▸ **To do**: Within the listing below, how many lines contain "your"? Only the number is wanted.

▸ **Task data**:

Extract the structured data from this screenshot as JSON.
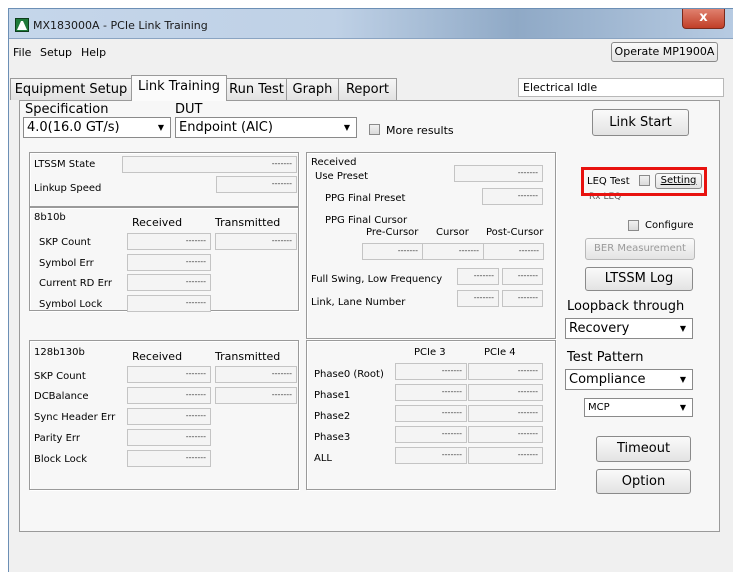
{
  "window": {
    "title": "MX183000A - PCIe Link Training",
    "close_label": "x"
  },
  "menu": {
    "items": [
      "File",
      "Setup",
      "Help"
    ],
    "operate_button": "Operate MP1900A"
  },
  "tabs": [
    "Equipment Setup",
    "Link Training",
    "Run Test",
    "Graph",
    "Report"
  ],
  "active_tab": "Link Training",
  "status": "Electrical Idle",
  "top_controls": {
    "spec_label": "Specification",
    "spec_value": "4.0(16.0 GT/s)",
    "dut_label": "DUT",
    "dut_value": "Endpoint (AIC)",
    "more_results": "More results"
  },
  "ltssm": {
    "state_label": "LTSSM State",
    "state_value": "-------",
    "linkup_label": "Linkup Speed",
    "linkup_value": "-------"
  },
  "enc8b10b": {
    "title": "8b10b",
    "col_received": "Received",
    "col_transmitted": "Transmitted",
    "rows": [
      {
        "label": "SKP Count",
        "received": "-------",
        "transmitted": "-------"
      },
      {
        "label": "Symbol Err",
        "received": "-------"
      },
      {
        "label": "Current RD Err",
        "received": "-------"
      },
      {
        "label": "Symbol Lock",
        "received": "-------"
      }
    ]
  },
  "enc128b130b": {
    "title": "128b130b",
    "col_received": "Received",
    "col_transmitted": "Transmitted",
    "rows": [
      {
        "label": "SKP Count",
        "received": "-------",
        "transmitted": "-------"
      },
      {
        "label": "DCBalance",
        "received": "-------",
        "transmitted": "-------"
      },
      {
        "label": "Sync Header Err",
        "received": "-------"
      },
      {
        "label": "Parity Err",
        "received": "-------"
      },
      {
        "label": "Block Lock",
        "received": "-------"
      }
    ]
  },
  "received_panel": {
    "title": "Received",
    "use_preset_label": "Use Preset",
    "use_preset_value": "-------",
    "ppg_final_preset_label": "PPG Final Preset",
    "ppg_final_preset_value": "-------",
    "ppg_final_cursor_label": "PPG Final Cursor",
    "cursor_headers": [
      "Pre-Cursor",
      "Cursor",
      "Post-Cursor"
    ],
    "cursor_values": [
      "-------",
      "-------",
      "-------"
    ],
    "full_swing_label": "Full Swing, Low Frequency",
    "full_swing_values": [
      "-------",
      "-------"
    ],
    "link_lane_label": "Link, Lane Number",
    "link_lane_values": [
      "-------",
      "-------"
    ]
  },
  "phase_panel": {
    "headers": [
      "PCIe 3",
      "PCIe 4"
    ],
    "rows": [
      {
        "label": "Phase0 (Root)",
        "values": [
          "-------",
          "-------"
        ]
      },
      {
        "label": "Phase1",
        "values": [
          "-------",
          "-------"
        ]
      },
      {
        "label": "Phase2",
        "values": [
          "-------",
          "-------"
        ]
      },
      {
        "label": "Phase3",
        "values": [
          "-------",
          "-------"
        ]
      },
      {
        "label": "ALL",
        "values": [
          "-------",
          "-------"
        ]
      }
    ]
  },
  "right_panel": {
    "link_start": "Link Start",
    "leq_test": "LEQ Test",
    "setting": "Setting",
    "rx_leq": "Rx LEQ",
    "configure": "Configure",
    "ber_measurement": "BER Measurement",
    "ltssm_log": "LTSSM Log",
    "loopback_label": "Loopback through",
    "loopback_value": "Recovery",
    "test_pattern_label": "Test Pattern",
    "test_pattern_value": "Compliance",
    "pattern_sub_value": "MCP",
    "timeout": "Timeout",
    "option": "Option"
  }
}
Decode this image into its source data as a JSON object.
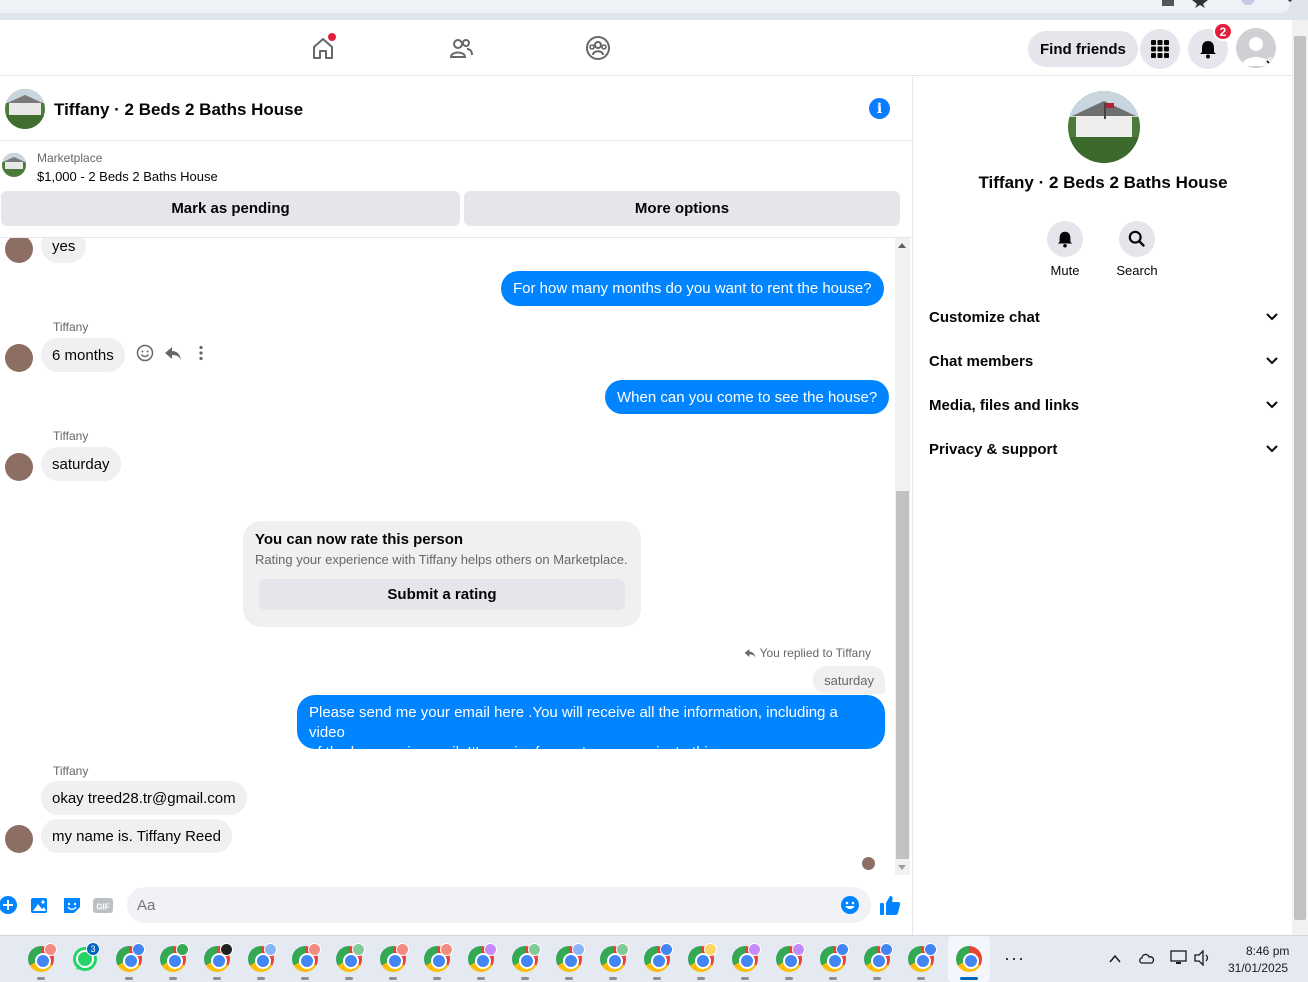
{
  "colors": {
    "accent": "#0084ff",
    "notification_red": "#e41e3f",
    "bubble_incoming": "#f0f0f0",
    "button_gray": "#e4e6eb"
  },
  "topnav": {
    "icons": [
      "home-icon",
      "friends-icon",
      "groups-icon"
    ],
    "find_friends": "Find friends",
    "notification_count": "2"
  },
  "chat": {
    "title": "Tiffany · 2 Beds 2 Baths House",
    "marketplace_label": "Marketplace",
    "listing": "$1,000 - 2 Beds 2 Baths House",
    "mark_pending": "Mark as pending",
    "more_options": "More options"
  },
  "messages": {
    "m1": "yes",
    "m2": "For how many months do you want to rent the house?",
    "sender1": "Tiffany",
    "m3": "6 months",
    "m4": "When can you come to see the house?",
    "sender2": "Tiffany",
    "m5": "saturday",
    "rate_title": "You can now rate this person",
    "rate_sub": "Rating your experience with Tiffany helps others on Marketplace.",
    "rate_button": "Submit a rating",
    "replied_note": "You replied to Tiffany",
    "quoted": "saturday",
    "m6_line1": "Please send me your email here .You will receive all the information, including a video",
    "m6_line2": "of the house, via email. It's easier for me to communicate this way",
    "sender3": "Tiffany",
    "m7": "okay treed28.tr@gmail.com",
    "m8": "my name is. Tiffany Reed"
  },
  "composer": {
    "placeholder": "Aa"
  },
  "right_panel": {
    "title": "Tiffany · 2 Beds 2 Baths House",
    "mute": "Mute",
    "search": "Search",
    "sections": [
      "Customize chat",
      "Chat members",
      "Media, files and links",
      "Privacy & support"
    ]
  },
  "taskbar": {
    "time": "8:46 pm",
    "date": "31/01/2025",
    "whatsapp_badge": "3",
    "more": "···"
  }
}
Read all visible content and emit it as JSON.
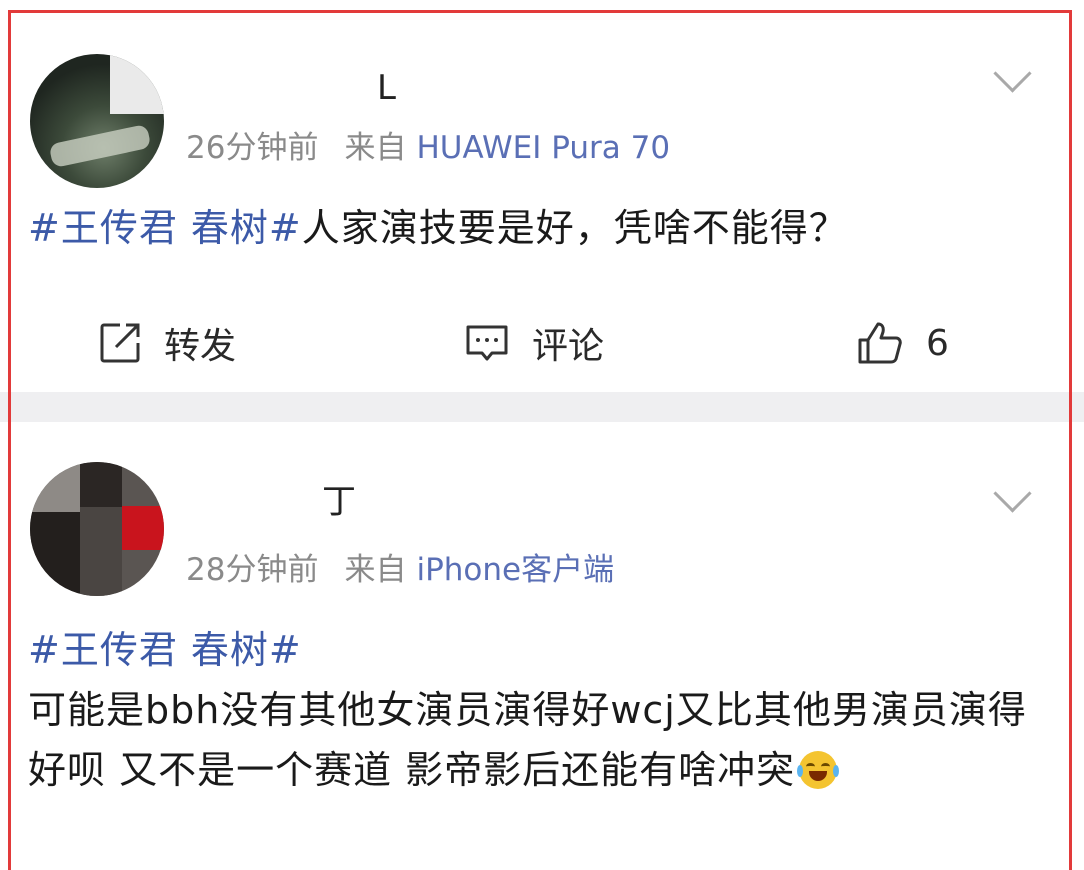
{
  "posts": [
    {
      "name_visible": "L",
      "time": "26分钟前",
      "source_prefix": "来自",
      "device": "HUAWEI Pura 70",
      "topic": "#王传君 春树#",
      "text": "人家演技要是好，凭啥不能得？",
      "actions": {
        "repost_label": "转发",
        "comment_label": "评论",
        "like_count": "6"
      }
    },
    {
      "name_visible": "丁",
      "time": "28分钟前",
      "source_prefix": "来自",
      "device": "iPhone客户端",
      "topic": "#王传君 春树#",
      "text": "可能是bbh没有其他女演员演得好wcj又比其他男演员演得好呗 又不是一个赛道 影帝影后还能有啥冲突",
      "emoji": "laughing-crying"
    }
  ],
  "colors": {
    "frame": "#e23a3a",
    "topic": "#3c5aa8",
    "meta": "#8a8a8a",
    "device": "#5a6fb5",
    "divider": "#efeff1"
  }
}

▸ **Result**: 2